EXERCISE DESCRIPTION
Restate the whole of the data verbatim, omitting nothing.
═══
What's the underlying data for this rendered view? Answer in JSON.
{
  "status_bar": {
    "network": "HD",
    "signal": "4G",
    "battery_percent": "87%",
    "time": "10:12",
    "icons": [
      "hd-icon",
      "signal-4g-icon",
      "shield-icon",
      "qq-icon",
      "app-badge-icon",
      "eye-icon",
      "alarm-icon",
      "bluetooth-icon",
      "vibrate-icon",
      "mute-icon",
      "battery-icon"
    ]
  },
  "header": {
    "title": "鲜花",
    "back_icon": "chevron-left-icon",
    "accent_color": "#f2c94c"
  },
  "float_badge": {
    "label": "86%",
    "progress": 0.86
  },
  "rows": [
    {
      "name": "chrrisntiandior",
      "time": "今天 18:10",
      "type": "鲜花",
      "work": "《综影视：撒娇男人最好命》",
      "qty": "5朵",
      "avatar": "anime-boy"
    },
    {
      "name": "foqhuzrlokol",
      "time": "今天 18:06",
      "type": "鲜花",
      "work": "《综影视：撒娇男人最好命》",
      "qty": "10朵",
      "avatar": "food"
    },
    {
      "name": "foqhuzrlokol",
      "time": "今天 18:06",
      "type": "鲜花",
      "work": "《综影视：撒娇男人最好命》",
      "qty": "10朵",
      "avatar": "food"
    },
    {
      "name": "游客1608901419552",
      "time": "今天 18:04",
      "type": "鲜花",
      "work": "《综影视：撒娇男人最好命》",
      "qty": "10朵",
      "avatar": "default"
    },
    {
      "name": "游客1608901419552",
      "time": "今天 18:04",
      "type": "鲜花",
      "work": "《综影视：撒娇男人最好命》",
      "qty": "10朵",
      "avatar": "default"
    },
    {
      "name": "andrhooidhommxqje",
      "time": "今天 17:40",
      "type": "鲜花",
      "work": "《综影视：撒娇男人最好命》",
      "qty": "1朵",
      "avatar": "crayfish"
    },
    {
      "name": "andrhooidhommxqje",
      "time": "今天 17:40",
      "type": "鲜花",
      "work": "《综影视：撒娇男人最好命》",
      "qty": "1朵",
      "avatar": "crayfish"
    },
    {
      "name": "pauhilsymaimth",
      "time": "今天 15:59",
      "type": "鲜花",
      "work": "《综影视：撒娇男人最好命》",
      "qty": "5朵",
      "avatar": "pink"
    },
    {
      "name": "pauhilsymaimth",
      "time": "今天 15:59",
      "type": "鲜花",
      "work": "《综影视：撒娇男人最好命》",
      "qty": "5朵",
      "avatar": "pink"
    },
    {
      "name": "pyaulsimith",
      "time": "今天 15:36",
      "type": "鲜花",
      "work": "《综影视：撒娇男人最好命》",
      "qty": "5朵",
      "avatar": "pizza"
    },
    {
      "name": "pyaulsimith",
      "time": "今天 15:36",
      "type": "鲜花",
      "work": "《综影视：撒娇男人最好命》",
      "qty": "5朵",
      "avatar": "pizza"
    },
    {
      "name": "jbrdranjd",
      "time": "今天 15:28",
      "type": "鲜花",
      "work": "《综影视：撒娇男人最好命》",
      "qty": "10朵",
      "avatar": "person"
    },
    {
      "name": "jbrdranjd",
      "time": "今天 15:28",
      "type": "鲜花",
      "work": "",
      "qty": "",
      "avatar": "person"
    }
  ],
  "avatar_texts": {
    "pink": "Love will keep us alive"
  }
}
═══
RESULT
What's the underlying data for this rendered view? Answer in JSON.
{
  "status_bar": {
    "network": "HD",
    "signal": "4G",
    "battery_percent": "87%",
    "time": "10:12",
    "icons": [
      "hd-icon",
      "signal-4g-icon",
      "shield-icon",
      "qq-icon",
      "app-badge-icon",
      "eye-icon",
      "alarm-icon",
      "bluetooth-icon",
      "vibrate-icon",
      "mute-icon",
      "battery-icon"
    ]
  },
  "header": {
    "title": "鲜花",
    "back_icon": "chevron-left-icon",
    "accent_color": "#f2c94c"
  },
  "float_badge": {
    "label": "86%",
    "progress": 0.86
  },
  "rows": [
    {
      "name": "chrrisntiandior",
      "time": "今天 18:10",
      "type": "鲜花",
      "work": "《综影视：撒娇男人最好命》",
      "qty": "5朵",
      "avatar": "anime-boy"
    },
    {
      "name": "foqhuzrlokol",
      "time": "今天 18:06",
      "type": "鲜花",
      "work": "《综影视：撒娇男人最好命》",
      "qty": "10朵",
      "avatar": "food"
    },
    {
      "name": "foqhuzrlokol",
      "time": "今天 18:06",
      "type": "鲜花",
      "work": "《综影视：撒娇男人最好命》",
      "qty": "10朵",
      "avatar": "food"
    },
    {
      "name": "游客1608901419552",
      "time": "今天 18:04",
      "type": "鲜花",
      "work": "《综影视：撒娇男人最好命》",
      "qty": "10朵",
      "avatar": "default"
    },
    {
      "name": "游客1608901419552",
      "time": "今天 18:04",
      "type": "鲜花",
      "work": "《综影视：撒娇男人最好命》",
      "qty": "10朵",
      "avatar": "default"
    },
    {
      "name": "andrhooidhommxqje",
      "time": "今天 17:40",
      "type": "鲜花",
      "work": "《综影视：撒娇男人最好命》",
      "qty": "1朵",
      "avatar": "crayfish"
    },
    {
      "name": "andrhooidhommxqje",
      "time": "今天 17:40",
      "type": "鲜花",
      "work": "《综影视：撒娇男人最好命》",
      "qty": "1朵",
      "avatar": "crayfish"
    },
    {
      "name": "pauhilsymaimth",
      "time": "今天 15:59",
      "type": "鲜花",
      "work": "《综影视：撒娇男人最好命》",
      "qty": "5朵",
      "avatar": "pink"
    },
    {
      "name": "pauhilsymaimth",
      "time": "今天 15:59",
      "type": "鲜花",
      "work": "《综影视：撒娇男人最好命》",
      "qty": "5朵",
      "avatar": "pink"
    },
    {
      "name": "pyaulsimith",
      "time": "今天 15:36",
      "type": "鲜花",
      "work": "《综影视：撒娇男人最好命》",
      "qty": "5朵",
      "avatar": "pizza"
    },
    {
      "name": "pyaulsimith",
      "time": "今天 15:36",
      "type": "鲜花",
      "work": "《综影视：撒娇男人最好命》",
      "qty": "5朵",
      "avatar": "pizza"
    },
    {
      "name": "jbrdranjd",
      "time": "今天 15:28",
      "type": "鲜花",
      "work": "《综影视：撒娇男人最好命》",
      "qty": "10朵",
      "avatar": "person"
    },
    {
      "name": "jbrdranjd",
      "time": "今天 15:28",
      "type": "鲜花",
      "work": "",
      "qty": "",
      "avatar": "person"
    }
  ],
  "avatar_texts": {
    "pink": "Love will keep us alive"
  }
}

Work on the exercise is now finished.